Philippine rebels join hunt for kidnapped Australian


Rebels engaged in peace talks with the Philippine government said Monday they had joined the search for an Australian man kidnapped by an armed group in the troubled south of the country.

The Liberation Front has formed a tracking unit to help authorities recover Warren Rodwell, 53, who was seized from his home by gunmen believed to be Islamic militants last month, rebel spokesman Vol Al-Haq said.

"We are working on it and all (the information) we gather, we will feed to the ad hoc joint action group," al-Haq told AFP.

He said the Front was working to check unverified reports that Rodwell was in the hands of the smaller Al Qaeda-linked Abu Sayyaf group in their southern island territory of Basilan.

Rodwell, who is married to a Filipina, had been living in the southern coastal town of Ipil for eight months prior to his abduction on December 5.

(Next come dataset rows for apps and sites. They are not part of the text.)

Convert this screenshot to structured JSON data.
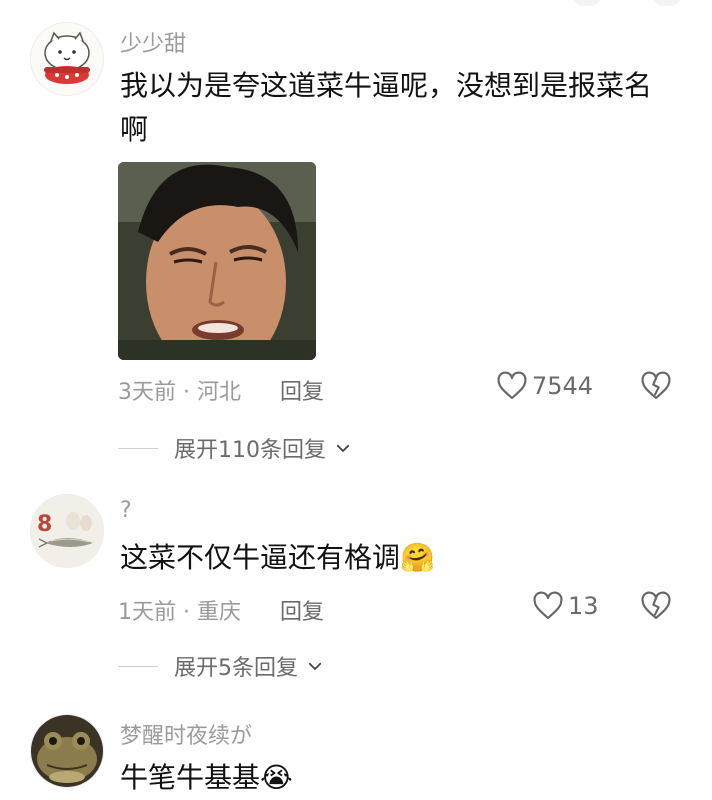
{
  "comments": [
    {
      "username": "少少甜",
      "text": "我以为是夸这道菜牛逼呢，没想到是报菜名啊",
      "time": "3天前",
      "location": "河北",
      "likes": "7544",
      "expand": "展开110条回复"
    },
    {
      "username": "?",
      "text": "这菜不仅牛逼还有格调",
      "emoji": "🤗",
      "time": "1天前",
      "location": "重庆",
      "likes": "13",
      "expand": "展开5条回复"
    },
    {
      "username": "梦醒时夜续が",
      "text": "牛笔牛基基",
      "emoji": "😭"
    }
  ],
  "ui": {
    "reply_label": "回复",
    "separator": "·"
  }
}
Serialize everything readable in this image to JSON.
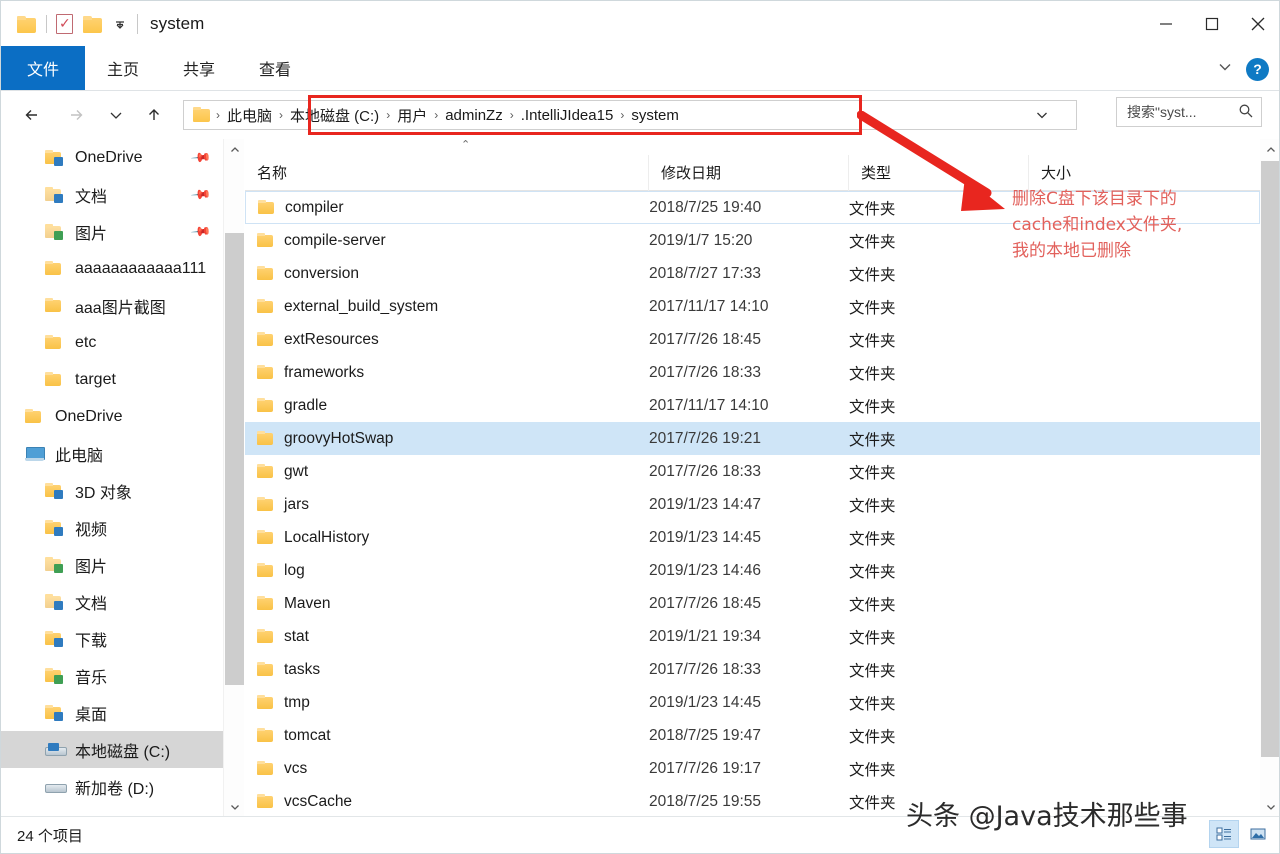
{
  "window": {
    "title": "system",
    "quick_access": [
      "folder-icon",
      "properties-icon",
      "new-folder-icon",
      "customize-dropdown-icon"
    ],
    "controls": {
      "minimize": "−",
      "maximize": "□",
      "close": "✕"
    }
  },
  "ribbon": {
    "tabs": [
      {
        "label": "文件",
        "active": true
      },
      {
        "label": "主页",
        "active": false
      },
      {
        "label": "共享",
        "active": false
      },
      {
        "label": "查看",
        "active": false
      }
    ],
    "collapse_label": "⌄",
    "help_label": "?"
  },
  "navigation": {
    "back": "←",
    "forward": "→",
    "recent": "⌄",
    "up": "↑",
    "refresh": "↻",
    "address_chevron": "⌄"
  },
  "breadcrumb": {
    "items": [
      "此电脑",
      "本地磁盘 (C:)",
      "用户",
      "adminZz",
      ".IntelliJIdea15",
      "system"
    ],
    "separator": "›",
    "highlight_color": "#e8261f"
  },
  "search": {
    "placeholder": "搜索\"syst...",
    "icon": "search-icon"
  },
  "sidebar": {
    "items": [
      {
        "label": "OneDrive",
        "level": 2,
        "icon": "folder-onedrive-icon",
        "pinned": true,
        "selected": false
      },
      {
        "label": "文档",
        "level": 2,
        "icon": "folder-documents-icon",
        "pinned": true,
        "selected": false
      },
      {
        "label": "图片",
        "level": 2,
        "icon": "folder-pictures-icon",
        "pinned": true,
        "selected": false
      },
      {
        "label": "aaaaaaaaaaaa111",
        "level": 2,
        "icon": "folder-icon",
        "pinned": false,
        "selected": false
      },
      {
        "label": "aaa图片截图",
        "level": 2,
        "icon": "folder-icon",
        "pinned": false,
        "selected": false
      },
      {
        "label": "etc",
        "level": 2,
        "icon": "folder-icon",
        "pinned": false,
        "selected": false
      },
      {
        "label": "target",
        "level": 2,
        "icon": "folder-icon",
        "pinned": false,
        "selected": false
      },
      {
        "label": "OneDrive",
        "level": 1,
        "icon": "folder-icon",
        "pinned": false,
        "selected": false
      },
      {
        "label": "此电脑",
        "level": 1,
        "icon": "this-pc-icon",
        "pinned": false,
        "selected": false
      },
      {
        "label": "3D 对象",
        "level": 2,
        "icon": "folder-3d-icon",
        "pinned": false,
        "selected": false
      },
      {
        "label": "视频",
        "level": 2,
        "icon": "folder-videos-icon",
        "pinned": false,
        "selected": false
      },
      {
        "label": "图片",
        "level": 2,
        "icon": "folder-pictures-icon",
        "pinned": false,
        "selected": false
      },
      {
        "label": "文档",
        "level": 2,
        "icon": "folder-documents-icon",
        "pinned": false,
        "selected": false
      },
      {
        "label": "下载",
        "level": 2,
        "icon": "folder-downloads-icon",
        "pinned": false,
        "selected": false
      },
      {
        "label": "音乐",
        "level": 2,
        "icon": "folder-music-icon",
        "pinned": false,
        "selected": false
      },
      {
        "label": "桌面",
        "level": 2,
        "icon": "folder-desktop-icon",
        "pinned": false,
        "selected": false
      },
      {
        "label": "本地磁盘 (C:)",
        "level": 2,
        "icon": "system-drive-icon",
        "pinned": false,
        "selected": true
      },
      {
        "label": "新加卷 (D:)",
        "level": 2,
        "icon": "drive-icon",
        "pinned": false,
        "selected": false
      }
    ]
  },
  "filelist": {
    "sort_indicator": "⌃",
    "columns": [
      {
        "key": "name",
        "label": "名称"
      },
      {
        "key": "date",
        "label": "修改日期"
      },
      {
        "key": "type",
        "label": "类型"
      },
      {
        "key": "size",
        "label": "大小"
      }
    ],
    "rows": [
      {
        "name": "compiler",
        "date": "2018/7/25 19:40",
        "type": "文件夹",
        "size": "",
        "state": "focused"
      },
      {
        "name": "compile-server",
        "date": "2019/1/7 15:20",
        "type": "文件夹",
        "size": "",
        "state": "normal"
      },
      {
        "name": "conversion",
        "date": "2018/7/27 17:33",
        "type": "文件夹",
        "size": "",
        "state": "normal"
      },
      {
        "name": "external_build_system",
        "date": "2017/11/17 14:10",
        "type": "文件夹",
        "size": "",
        "state": "normal"
      },
      {
        "name": "extResources",
        "date": "2017/7/26 18:45",
        "type": "文件夹",
        "size": "",
        "state": "normal"
      },
      {
        "name": "frameworks",
        "date": "2017/7/26 18:33",
        "type": "文件夹",
        "size": "",
        "state": "normal"
      },
      {
        "name": "gradle",
        "date": "2017/11/17 14:10",
        "type": "文件夹",
        "size": "",
        "state": "normal"
      },
      {
        "name": "groovyHotSwap",
        "date": "2017/7/26 19:21",
        "type": "文件夹",
        "size": "",
        "state": "selected"
      },
      {
        "name": "gwt",
        "date": "2017/7/26 18:33",
        "type": "文件夹",
        "size": "",
        "state": "normal"
      },
      {
        "name": "jars",
        "date": "2019/1/23 14:47",
        "type": "文件夹",
        "size": "",
        "state": "normal"
      },
      {
        "name": "LocalHistory",
        "date": "2019/1/23 14:45",
        "type": "文件夹",
        "size": "",
        "state": "normal"
      },
      {
        "name": "log",
        "date": "2019/1/23 14:46",
        "type": "文件夹",
        "size": "",
        "state": "normal"
      },
      {
        "name": "Maven",
        "date": "2017/7/26 18:45",
        "type": "文件夹",
        "size": "",
        "state": "normal"
      },
      {
        "name": "stat",
        "date": "2019/1/21 19:34",
        "type": "文件夹",
        "size": "",
        "state": "normal"
      },
      {
        "name": "tasks",
        "date": "2017/7/26 18:33",
        "type": "文件夹",
        "size": "",
        "state": "normal"
      },
      {
        "name": "tmp",
        "date": "2019/1/23 14:45",
        "type": "文件夹",
        "size": "",
        "state": "normal"
      },
      {
        "name": "tomcat",
        "date": "2018/7/25 19:47",
        "type": "文件夹",
        "size": "",
        "state": "normal"
      },
      {
        "name": "vcs",
        "date": "2017/7/26 19:17",
        "type": "文件夹",
        "size": "",
        "state": "normal"
      },
      {
        "name": "vcsCache",
        "date": "2018/7/25 19:55",
        "type": "文件夹",
        "size": "",
        "state": "normal"
      }
    ]
  },
  "annotation": {
    "text": "删除C盘下该目录下的\ncache和index文件夹,\n我的本地已删除",
    "color": "#e2615c",
    "arrow": "red-arrow-icon"
  },
  "statusbar": {
    "item_count": "24 个项目",
    "views": [
      {
        "name": "details-view",
        "active": true
      },
      {
        "name": "large-icons-view",
        "active": false
      }
    ]
  },
  "watermark": {
    "text": "头条 @Java技术那些事"
  }
}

Authorities had imposed a news blackout on the search, although various sources had said his abductors likely took him across to Basilan, a stronghold of the Abu Sayyaf.

Local press, citing police sources, have reported that Rodwell's abductors sent his wife photographs to prove he was alive and demanded an initial ransom of one million pesos (about ê23,000).

Philippine police declined to comment on the reports when contacted by AFP in Manila, as did the Australian foreign ministry.

"It would be unhelpful to comment in detail on developments in the investigation," a spokeswoman at Australia's foreign office in Canberra said.

"(Foreign officials and police) are in close contact with Mr Rodwell's family and are keeping them informed of developments throughout this difficult ordeal," she added.

The Abu Sayyaf is a small band of militants which was formed with seed money from Al-Qaeda in the 1990s.

It has carried out numerous kidnappings for ransom, often targeting foreigners and Christians and a spate of high profile bombings over the past two decades.

It is not included in the peace talks between Manila and the 12,000-strong Front, which had agreed to help government forces go after criminal gangs and terrorists in areas where it operates.